Repeat every entry word for word, skipping the pictures.

***

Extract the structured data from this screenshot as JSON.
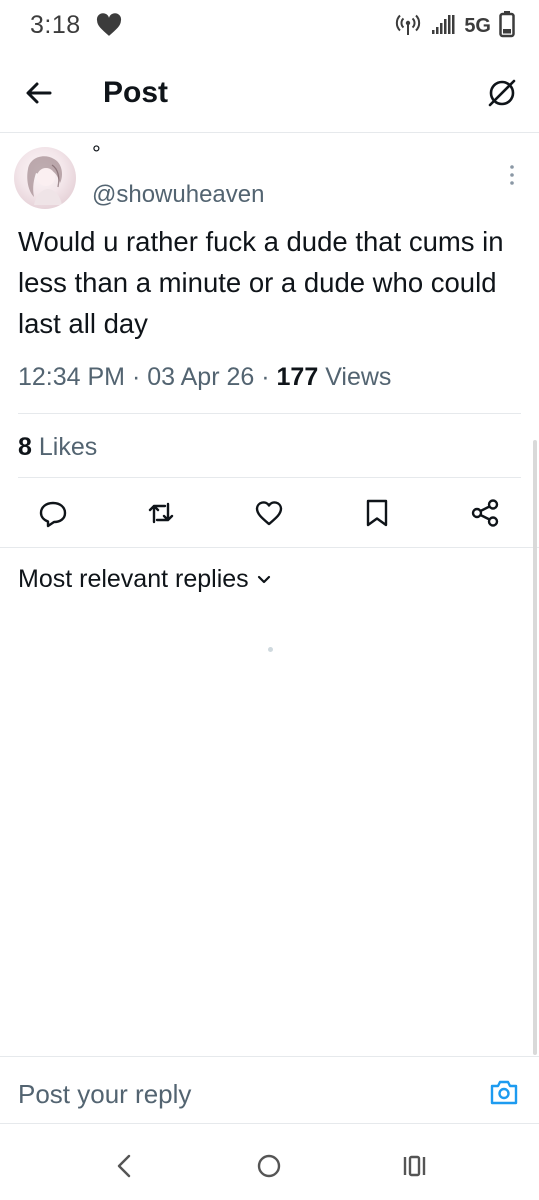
{
  "status_bar": {
    "time": "3:18",
    "network": "5G",
    "icons": [
      "heart-icon",
      "hotspot-icon",
      "signal-icon",
      "battery-icon"
    ]
  },
  "header": {
    "title": "Post",
    "back_icon": "arrow-left-icon",
    "grok_icon": "grok-icon"
  },
  "post": {
    "display_name": "°",
    "handle": "@showuheaven",
    "text": "Would u rather fuck a dude that cums in less than a minute or a dude who could last all day",
    "time": "12:34 PM",
    "date": "03 Apr 26",
    "separator": "·",
    "views_count": "177",
    "views_label": "Views",
    "likes_count": "8",
    "likes_label": "Likes"
  },
  "actions": [
    "reply-icon",
    "repost-icon",
    "like-icon",
    "bookmark-icon",
    "share-icon"
  ],
  "replies": {
    "filter_label": "Most relevant replies"
  },
  "reply_bar": {
    "placeholder": "Post your reply"
  },
  "nav_bar": [
    "back-nav-icon",
    "home-nav-icon",
    "recents-nav-icon"
  ],
  "colors": {
    "text_primary": "#0f1419",
    "text_secondary": "#536471",
    "accent": "#1d9bf0",
    "divider": "#e6e9ec"
  }
}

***

**RESPONSE AREA**.
Extract the structured data from this screenshot as JSON.
{
  "status_bar": {
    "time": "3:18",
    "network": "5G",
    "icons": [
      "heart-icon",
      "hotspot-icon",
      "signal-icon",
      "battery-icon"
    ]
  },
  "header": {
    "title": "Post",
    "back_icon": "arrow-left-icon",
    "grok_icon": "grok-icon"
  },
  "post": {
    "display_name": "°",
    "handle": "@showuheaven",
    "text": "Would u rather fuck a dude that cums in less than a minute or a dude who could last all day",
    "time": "12:34 PM",
    "date": "03 Apr 26",
    "separator": "·",
    "views_count": "177",
    "views_label": "Views",
    "likes_count": "8",
    "likes_label": "Likes"
  },
  "actions": [
    "reply-icon",
    "repost-icon",
    "like-icon",
    "bookmark-icon",
    "share-icon"
  ],
  "replies": {
    "filter_label": "Most relevant replies"
  },
  "reply_bar": {
    "placeholder": "Post your reply"
  },
  "nav_bar": [
    "back-nav-icon",
    "home-nav-icon",
    "recents-nav-icon"
  ],
  "colors": {
    "text_primary": "#0f1419",
    "text_secondary": "#536471",
    "accent": "#1d9bf0",
    "divider": "#e6e9ec"
  }
}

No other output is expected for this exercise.